The life of an intern — a doctor in the first year of post-medical-school training — includes plenty of hard work and stress. In February, interns at Christiana Care were treated to a special time-out to focus on their own health, wellness and work/life balance at an event called Winternfest.
“We want to help you thrive in your residency and have a productive, fulfilling career,” said Heather Farley, M.D., director of Provider Wellbeing.
At the event, young doctors explored mindfulness, gratitude and a variety of life skills.
Mary Williams, a registered dietitian, showed interns how to put together a healthy meal in 15 minutes or less. She demonstrated how to combine oats with a few simple ingredients that go in the refrigerator overnight to provide a healthy grab-and-go breakfast in the morning. She sautéed frozen grilled vegetables with boneless chicken strips for a quick, low-fat dinner.
“Make extras for leftovers,” she advised.
Mary Sweeney, LPCMH, a behavioral health consultant in Adult Medicine, led interns in breathing exercises that reduce stress and enhance awareness.
“We aren’t used to being alert and relaxed,” she said. “But the more you practice, the more you realize that alert and relaxed go together.”
Margaret Keenan, Ph.D., clinical psychologist and behavioral health faculty member for the Family Medicine Residency Program, led an exercise on narrative medicine. She invited the interns to distill an experience into a six-word story or memoir. Among their responses:
“My amazing peers keep me going.”
“Drugs are bad.

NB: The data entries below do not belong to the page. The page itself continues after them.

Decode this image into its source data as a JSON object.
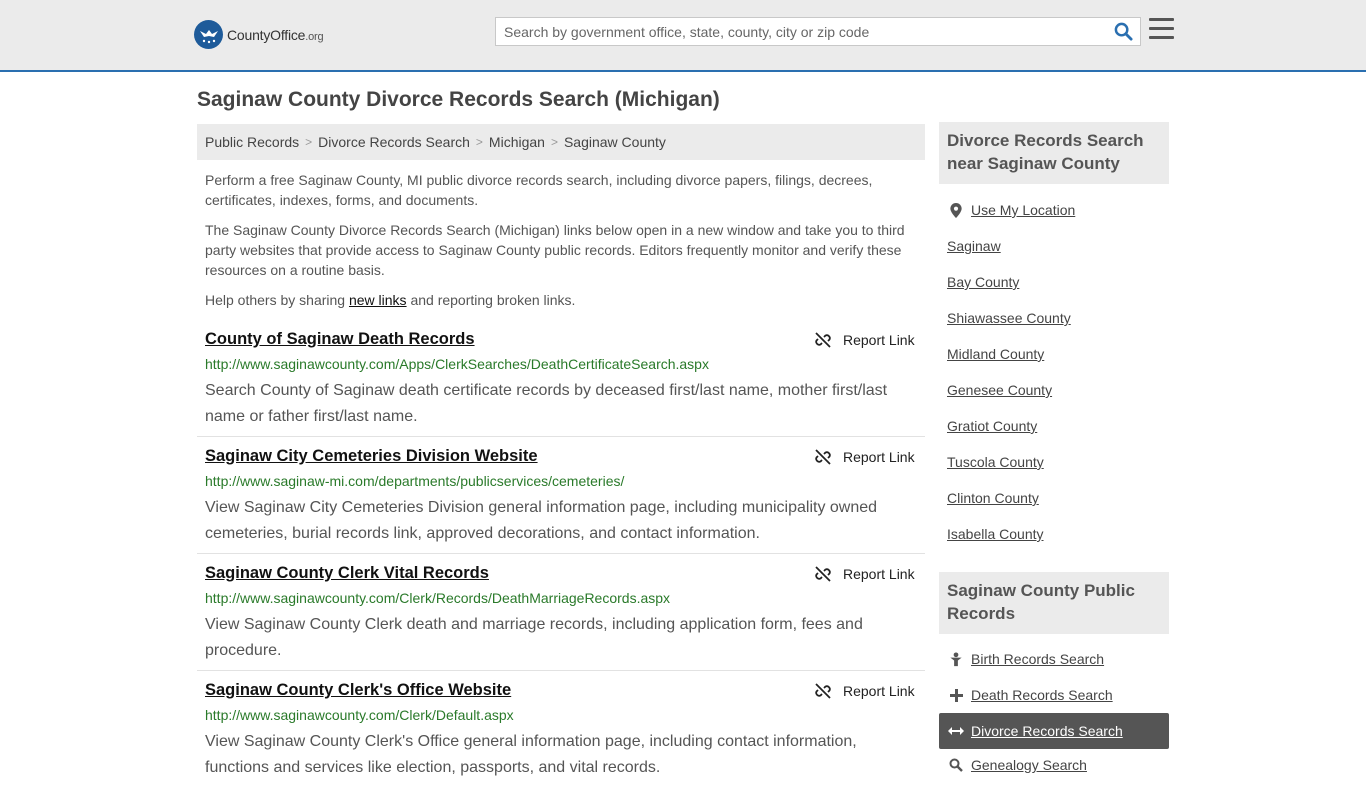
{
  "header": {
    "logo_text": "CountyOffice",
    "logo_suffix": ".org",
    "search_placeholder": "Search by government office, state, county, city or zip code"
  },
  "page_title": "Saginaw County Divorce Records Search (Michigan)",
  "breadcrumb": [
    "Public Records",
    "Divorce Records Search",
    "Michigan",
    "Saginaw County"
  ],
  "intro": {
    "p1": "Perform a free Saginaw County, MI public divorce records search, including divorce papers, filings, decrees, certificates, indexes, forms, and documents.",
    "p2": "The Saginaw County Divorce Records Search (Michigan) links below open in a new window and take you to third party websites that provide access to Saginaw County public records. Editors frequently monitor and verify these resources on a routine basis.",
    "p3_before": "Help others by sharing ",
    "p3_link": "new links",
    "p3_after": " and reporting broken links."
  },
  "report_label": "Report Link",
  "results": [
    {
      "title": "County of Saginaw Death Records",
      "url": "http://www.saginawcounty.com/Apps/ClerkSearches/DeathCertificateSearch.aspx",
      "desc": "Search County of Saginaw death certificate records by deceased first/last name, mother first/last name or father first/last name."
    },
    {
      "title": "Saginaw City Cemeteries Division Website",
      "url": "http://www.saginaw-mi.com/departments/publicservices/cemeteries/",
      "desc": "View Saginaw City Cemeteries Division general information page, including municipality owned cemeteries, burial records link, approved decorations, and contact information."
    },
    {
      "title": "Saginaw County Clerk Vital Records",
      "url": "http://www.saginawcounty.com/Clerk/Records/DeathMarriageRecords.aspx",
      "desc": "View Saginaw County Clerk death and marriage records, including application form, fees and procedure."
    },
    {
      "title": "Saginaw County Clerk's Office Website",
      "url": "http://www.saginawcounty.com/Clerk/Default.aspx",
      "desc": "View Saginaw County Clerk's Office general information page, including contact information, functions and services like election, passports, and vital records."
    }
  ],
  "sidebar": {
    "nearby_heading": "Divorce Records Search near Saginaw County",
    "use_location": "Use My Location",
    "nearby": [
      "Saginaw",
      "Bay County",
      "Shiawassee County",
      "Midland County",
      "Genesee County",
      "Gratiot County",
      "Tuscola County",
      "Clinton County",
      "Isabella County"
    ],
    "public_heading": "Saginaw County Public Records",
    "public_links": [
      {
        "label": "Birth Records Search",
        "icon": "baby-icon"
      },
      {
        "label": "Death Records Search",
        "icon": "cross-icon"
      },
      {
        "label": "Divorce Records Search",
        "icon": "split-arrows-icon"
      },
      {
        "label": "Genealogy Search",
        "icon": "search-icon"
      }
    ]
  },
  "colors": {
    "header_bg": "#ebebeb",
    "accent_blue": "#2a6fb0",
    "url_green": "#2a7a2a",
    "active_bg": "#555555"
  }
}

Dead at 34.”
“Will I ever know it all?”
It’s a practice that many of the interns said they want to continue.
“We want to start posting six-words memoirs on the call-room wall,” said participant Beth Leopold, M.D.
Vanessa Downing, Ph.D, a psychologist with a dual appointment in the Center for Provider Wellbeing and the Center for Heart & Vascular Health, led a session on gratitude.
“We reflected on one person who was always there for us,” said participant Robert DeGrazia, M.D. “That would be my wife,” he said.
The event concluded with some time to share a meal, relax and play games.
Lisa Maxwell, M.D., associate chief learning officer, encouraged them to practice good self care and to reach out whenever they need help.
“We want to know how it’s going with you,” Dr. Maxwell said. “We want to remind you to take care of yourself.”